Committee chairperson Cyril Xaba asked for clarification on whether the report in the public domain was a preliminary report.
Mapsia-Nqakula answered: "I don't accept it even as a preliminary report. As far as I'm concerned there is no report."
This is not the first time that the minister publicly refuted the finality of the report.

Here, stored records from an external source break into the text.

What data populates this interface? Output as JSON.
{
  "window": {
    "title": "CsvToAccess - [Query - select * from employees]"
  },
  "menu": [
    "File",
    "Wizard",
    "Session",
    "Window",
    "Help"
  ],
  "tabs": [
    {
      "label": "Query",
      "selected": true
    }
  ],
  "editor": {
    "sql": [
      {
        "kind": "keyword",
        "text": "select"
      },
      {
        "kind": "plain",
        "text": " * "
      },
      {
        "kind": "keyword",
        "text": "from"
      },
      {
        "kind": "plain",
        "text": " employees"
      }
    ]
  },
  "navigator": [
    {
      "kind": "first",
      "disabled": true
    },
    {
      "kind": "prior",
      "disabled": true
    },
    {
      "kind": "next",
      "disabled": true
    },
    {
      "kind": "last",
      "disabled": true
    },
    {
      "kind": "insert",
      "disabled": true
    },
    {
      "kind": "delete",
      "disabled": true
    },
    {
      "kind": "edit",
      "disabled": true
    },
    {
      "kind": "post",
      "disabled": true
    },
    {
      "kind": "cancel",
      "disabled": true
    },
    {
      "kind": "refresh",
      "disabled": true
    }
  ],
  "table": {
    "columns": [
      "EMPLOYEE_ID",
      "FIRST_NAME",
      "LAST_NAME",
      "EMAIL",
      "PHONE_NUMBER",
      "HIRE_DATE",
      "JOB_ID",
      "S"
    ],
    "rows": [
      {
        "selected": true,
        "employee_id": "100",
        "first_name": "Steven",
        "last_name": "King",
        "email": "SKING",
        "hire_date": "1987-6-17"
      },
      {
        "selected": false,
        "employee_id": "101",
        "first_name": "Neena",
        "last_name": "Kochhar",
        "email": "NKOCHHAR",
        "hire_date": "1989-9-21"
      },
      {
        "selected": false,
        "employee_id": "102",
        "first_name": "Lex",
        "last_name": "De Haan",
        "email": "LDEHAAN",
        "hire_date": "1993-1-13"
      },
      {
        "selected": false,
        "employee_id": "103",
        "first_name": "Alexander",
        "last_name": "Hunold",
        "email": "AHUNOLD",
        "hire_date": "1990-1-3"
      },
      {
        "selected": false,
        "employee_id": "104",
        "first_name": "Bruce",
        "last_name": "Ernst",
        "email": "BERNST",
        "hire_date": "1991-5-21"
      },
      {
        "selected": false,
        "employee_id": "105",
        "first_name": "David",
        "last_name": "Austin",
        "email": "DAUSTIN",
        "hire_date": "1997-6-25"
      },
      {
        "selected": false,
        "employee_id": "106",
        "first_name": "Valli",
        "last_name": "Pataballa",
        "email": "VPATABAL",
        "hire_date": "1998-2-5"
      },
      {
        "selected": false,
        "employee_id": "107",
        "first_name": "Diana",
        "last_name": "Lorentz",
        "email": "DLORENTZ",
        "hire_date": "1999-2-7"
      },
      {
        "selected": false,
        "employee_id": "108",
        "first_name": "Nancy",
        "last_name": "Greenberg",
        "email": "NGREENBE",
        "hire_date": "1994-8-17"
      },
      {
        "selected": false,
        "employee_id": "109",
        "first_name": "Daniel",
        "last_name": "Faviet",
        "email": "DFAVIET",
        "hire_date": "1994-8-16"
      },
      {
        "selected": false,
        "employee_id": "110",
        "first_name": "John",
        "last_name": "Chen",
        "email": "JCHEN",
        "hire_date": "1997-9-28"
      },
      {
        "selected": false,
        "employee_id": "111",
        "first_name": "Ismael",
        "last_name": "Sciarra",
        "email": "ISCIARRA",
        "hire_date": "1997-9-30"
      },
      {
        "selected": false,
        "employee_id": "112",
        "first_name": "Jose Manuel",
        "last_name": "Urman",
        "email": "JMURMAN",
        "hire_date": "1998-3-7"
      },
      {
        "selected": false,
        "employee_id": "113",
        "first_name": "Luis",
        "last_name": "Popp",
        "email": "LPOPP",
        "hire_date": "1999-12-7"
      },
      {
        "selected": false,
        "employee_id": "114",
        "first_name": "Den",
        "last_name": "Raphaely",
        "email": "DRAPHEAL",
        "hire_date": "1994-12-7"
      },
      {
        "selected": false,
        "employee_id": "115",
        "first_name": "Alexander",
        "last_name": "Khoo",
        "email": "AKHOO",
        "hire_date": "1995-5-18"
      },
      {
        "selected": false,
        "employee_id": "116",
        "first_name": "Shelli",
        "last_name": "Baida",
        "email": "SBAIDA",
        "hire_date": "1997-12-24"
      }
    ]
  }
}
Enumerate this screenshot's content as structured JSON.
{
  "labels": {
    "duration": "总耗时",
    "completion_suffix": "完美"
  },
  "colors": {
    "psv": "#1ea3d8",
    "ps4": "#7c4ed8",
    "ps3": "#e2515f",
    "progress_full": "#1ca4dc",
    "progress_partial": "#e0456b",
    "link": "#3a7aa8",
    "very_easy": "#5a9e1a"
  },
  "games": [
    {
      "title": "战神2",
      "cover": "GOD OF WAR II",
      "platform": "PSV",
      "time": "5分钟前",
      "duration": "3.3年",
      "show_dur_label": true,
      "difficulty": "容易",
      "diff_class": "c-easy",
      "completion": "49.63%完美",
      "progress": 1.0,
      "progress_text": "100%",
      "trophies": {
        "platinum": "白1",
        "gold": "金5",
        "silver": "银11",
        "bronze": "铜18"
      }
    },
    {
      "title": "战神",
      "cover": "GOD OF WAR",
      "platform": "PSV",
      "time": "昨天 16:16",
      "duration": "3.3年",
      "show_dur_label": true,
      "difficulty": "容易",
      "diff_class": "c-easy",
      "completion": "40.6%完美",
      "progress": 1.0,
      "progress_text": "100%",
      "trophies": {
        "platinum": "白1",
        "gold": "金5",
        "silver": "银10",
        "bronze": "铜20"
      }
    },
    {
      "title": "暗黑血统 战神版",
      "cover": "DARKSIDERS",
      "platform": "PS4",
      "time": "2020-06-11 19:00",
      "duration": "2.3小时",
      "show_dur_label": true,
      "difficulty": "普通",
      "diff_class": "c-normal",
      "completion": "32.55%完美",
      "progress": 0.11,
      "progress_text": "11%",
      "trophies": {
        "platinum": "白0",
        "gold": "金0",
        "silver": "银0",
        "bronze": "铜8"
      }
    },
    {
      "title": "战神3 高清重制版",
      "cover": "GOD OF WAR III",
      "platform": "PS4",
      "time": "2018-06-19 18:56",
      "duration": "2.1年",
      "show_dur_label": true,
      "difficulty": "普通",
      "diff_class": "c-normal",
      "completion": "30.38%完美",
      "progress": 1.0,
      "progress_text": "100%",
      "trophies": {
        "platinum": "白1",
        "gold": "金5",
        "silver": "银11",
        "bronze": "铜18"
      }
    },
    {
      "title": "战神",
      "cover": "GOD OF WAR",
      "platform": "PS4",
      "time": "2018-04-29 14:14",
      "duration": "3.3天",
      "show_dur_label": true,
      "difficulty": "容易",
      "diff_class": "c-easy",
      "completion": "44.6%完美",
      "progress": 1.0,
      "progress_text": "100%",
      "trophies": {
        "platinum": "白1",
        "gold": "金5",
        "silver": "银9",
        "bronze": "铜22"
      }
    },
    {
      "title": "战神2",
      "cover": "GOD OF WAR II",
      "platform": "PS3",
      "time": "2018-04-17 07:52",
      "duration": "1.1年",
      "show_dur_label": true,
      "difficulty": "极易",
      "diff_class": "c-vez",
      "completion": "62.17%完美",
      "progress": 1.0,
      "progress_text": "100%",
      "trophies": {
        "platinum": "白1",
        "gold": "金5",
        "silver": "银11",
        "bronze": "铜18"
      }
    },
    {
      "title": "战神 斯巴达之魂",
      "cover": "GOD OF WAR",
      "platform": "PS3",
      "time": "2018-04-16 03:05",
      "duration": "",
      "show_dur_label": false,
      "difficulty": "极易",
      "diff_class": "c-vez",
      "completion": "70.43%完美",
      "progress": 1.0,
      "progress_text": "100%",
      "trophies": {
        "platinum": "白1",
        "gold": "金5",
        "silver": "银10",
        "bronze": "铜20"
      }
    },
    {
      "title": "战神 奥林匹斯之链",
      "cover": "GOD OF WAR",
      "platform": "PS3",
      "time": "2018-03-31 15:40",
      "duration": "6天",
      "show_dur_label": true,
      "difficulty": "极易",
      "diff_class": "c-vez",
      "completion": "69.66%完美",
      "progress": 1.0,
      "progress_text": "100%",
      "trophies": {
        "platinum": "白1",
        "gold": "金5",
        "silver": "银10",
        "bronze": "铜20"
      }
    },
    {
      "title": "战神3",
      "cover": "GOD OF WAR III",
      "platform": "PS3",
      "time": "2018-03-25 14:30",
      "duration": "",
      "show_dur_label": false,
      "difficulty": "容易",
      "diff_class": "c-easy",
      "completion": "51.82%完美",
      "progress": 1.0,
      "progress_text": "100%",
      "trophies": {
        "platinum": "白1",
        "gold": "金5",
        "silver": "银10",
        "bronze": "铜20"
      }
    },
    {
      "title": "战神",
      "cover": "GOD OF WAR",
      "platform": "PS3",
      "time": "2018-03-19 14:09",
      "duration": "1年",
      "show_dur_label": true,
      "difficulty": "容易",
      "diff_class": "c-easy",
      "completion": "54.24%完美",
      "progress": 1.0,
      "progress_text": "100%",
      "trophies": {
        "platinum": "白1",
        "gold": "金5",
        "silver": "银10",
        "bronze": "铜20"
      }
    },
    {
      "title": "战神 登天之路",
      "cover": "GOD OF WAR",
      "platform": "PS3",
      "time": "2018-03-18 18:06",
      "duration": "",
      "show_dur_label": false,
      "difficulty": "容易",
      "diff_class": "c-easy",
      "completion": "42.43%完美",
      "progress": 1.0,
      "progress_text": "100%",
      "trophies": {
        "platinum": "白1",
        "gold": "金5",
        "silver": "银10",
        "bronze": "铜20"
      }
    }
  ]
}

On 28 May, during a briefing, Mapisa-Nqakula said the matter was still under investigation, News24 reported.
Mapisa-Nqakula confirmatory affidavit
The day before the briefing, on 27 May, Mapisa-Nqakula signed a sworn affidavit confirming the explanatory affidavit deposed by Hobyana.
And this is where the discrepancies begin to creep in.
In her affidavit, Mapisa-Nqakula says she has read the explanatory affidavit deposed by Hobyana and filed on behalf of herself, the secretary of defence and the chief of the SANDF, at her request.
“The explanatory affidavit explains the steps taken by the first to third respondent to comply with the order of this court, handed down on 15 May 2020.
"I confirm the contents of that affidavit in as far as they relate to me,” the minister said in her affidavit.
The minister then notes that part of Hobyana's affidavit, which makes reference to the implicated soldiers being placed on suspension, appeared to have been an error.
Mapisa-Nqakula sets the record straight, referring to other parts of Hobyana's affidavit which details that the soldiers were not placed on suspension but were rather placed on special leave pending the outcome of the investigations.
The affected members will further not be permitted to report for duty until the police complete the criminal investigation.
"This has the same effect as the precautionary suspension on full pay ordered by the court," Hobyana said.
Then, perhaps most tellingly, Mapisa-Nqakula’s affidavit notes that there has been either full or substantial compliance with the court order, apart from 6.1.2, 6.2 and 6.3 "which will be addressed in due course".
6.1 ensure that the internal investigations into the incidents listed below are completed and reports are furnished to this Court, on or before 4 June 2020:
6.1.1 the treatment of Mr Collins Khosa;
6.1.2 the treatment of any other person whose rights may have been infringed during the State of Disaster at the hands of members of the SANDF, the SAPS and/or any MPD
6.2 immediately lodge each report with this court Court
6.3 furnish such reports to the applicants' legal representatives… "
Mapisa-Nqakula specifically mentions 6.1.2, 6.2 and 6.3, as orders that would be complied to in due course.
The fact that 6.1.1, which would be the report into the death of Khosa, is not mentioned, infers that this part of the order has been completed and complied with.
It can further be denoted that Mapisa-Nqakula would not mention 6.1.1 as outstanding as the report was to Hobyana's affidavit as per the court's order.
The lawyer representing Khosa's family, Wikus Steyl of Ian Levitt Attorneys, makes a similar suggestion in a letter to the state attorney, acting on behalf of the defence minister, on Thursday.
In a statement, released on Friday, Mapisa-Nqakula backtracked on her comments made to the Portfolio Committee on Defence.
According to the statement, the minister, when addressing the committee, pointed out that "she was made to understand that the investigation had been referred back by the Chief of the South African National Defence Force and might be reopened for further investigation".
"This understanding has turned out not to be correct as the SANDF will not be reopening the Board of Inquiry for further investigations."
The statement read:
"However, and consistent with the SANDF’s affidavit and the Minister's confirmatory affidavit to the Court, a criminal investigation is still ongoing by the SAPS."
The statement further says that the minister has ordered the Military Ombud to conduct further investigations on the complaint regarding the Khosa incident.
"For these reasons, there is not yet a final word on the Khosa incident and any culpability that might be established for his death."
While the minister backtracks on the comments she made before the committee, she offers no further explanation as to why her understanding of the matter was incorrect, nor does she offer any explanation for the obvious discrepancies between the comments she made and the confirmatory affidavit she filed with the High Court.